• _Problem to work on_: Reproduce every entry in the listing without alteration.

+--

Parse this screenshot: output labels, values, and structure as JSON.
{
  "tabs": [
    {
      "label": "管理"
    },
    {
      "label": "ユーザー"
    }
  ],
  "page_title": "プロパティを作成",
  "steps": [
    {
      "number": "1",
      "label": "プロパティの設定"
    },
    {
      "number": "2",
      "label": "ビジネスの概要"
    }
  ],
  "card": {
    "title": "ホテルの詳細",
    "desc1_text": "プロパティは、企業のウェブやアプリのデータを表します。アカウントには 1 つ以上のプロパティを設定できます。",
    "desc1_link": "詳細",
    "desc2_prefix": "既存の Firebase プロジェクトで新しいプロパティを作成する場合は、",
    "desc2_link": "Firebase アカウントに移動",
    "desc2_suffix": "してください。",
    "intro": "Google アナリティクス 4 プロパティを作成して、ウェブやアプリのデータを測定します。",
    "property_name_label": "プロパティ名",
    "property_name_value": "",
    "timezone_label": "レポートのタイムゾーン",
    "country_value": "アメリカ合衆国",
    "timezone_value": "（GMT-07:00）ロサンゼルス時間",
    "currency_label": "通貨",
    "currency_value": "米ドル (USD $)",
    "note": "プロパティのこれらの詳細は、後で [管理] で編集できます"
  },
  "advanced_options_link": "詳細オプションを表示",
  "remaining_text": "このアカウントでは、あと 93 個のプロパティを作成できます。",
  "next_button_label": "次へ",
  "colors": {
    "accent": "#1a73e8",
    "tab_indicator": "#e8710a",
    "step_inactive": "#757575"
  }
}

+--

• _Answer box_:
Parse this screenshot: output labels, values, and structure as JSON.
{
  "tabs": [
    {
      "label": "管理"
    },
    {
      "label": "ユーザー"
    }
  ],
  "page_title": "プロパティを作成",
  "steps": [
    {
      "number": "1",
      "label": "プロパティの設定"
    },
    {
      "number": "2",
      "label": "ビジネスの概要"
    }
  ],
  "card": {
    "title": "ホテルの詳細",
    "desc1_text": "プロパティは、企業のウェブやアプリのデータを表します。アカウントには 1 つ以上のプロパティを設定できます。",
    "desc1_link": "詳細",
    "desc2_prefix": "既存の Firebase プロジェクトで新しいプロパティを作成する場合は、",
    "desc2_link": "Firebase アカウントに移動",
    "desc2_suffix": "してください。",
    "intro": "Google アナリティクス 4 プロパティを作成して、ウェブやアプリのデータを測定します。",
    "property_name_label": "プロパティ名",
    "property_name_value": "",
    "timezone_label": "レポートのタイムゾーン",
    "country_value": "アメリカ合衆国",
    "timezone_value": "（GMT-07:00）ロサンゼルス時間",
    "currency_label": "通貨",
    "currency_value": "米ドル (USD $)",
    "note": "プロパティのこれらの詳細は、後で [管理] で編集できます"
  },
  "advanced_options_link": "詳細オプションを表示",
  "remaining_text": "このアカウントでは、あと 93 個のプロパティを作成できます。",
  "next_button_label": "次へ",
  "colors": {
    "accent": "#1a73e8",
    "tab_indicator": "#e8710a",
    "step_inactive": "#757575"
  }
}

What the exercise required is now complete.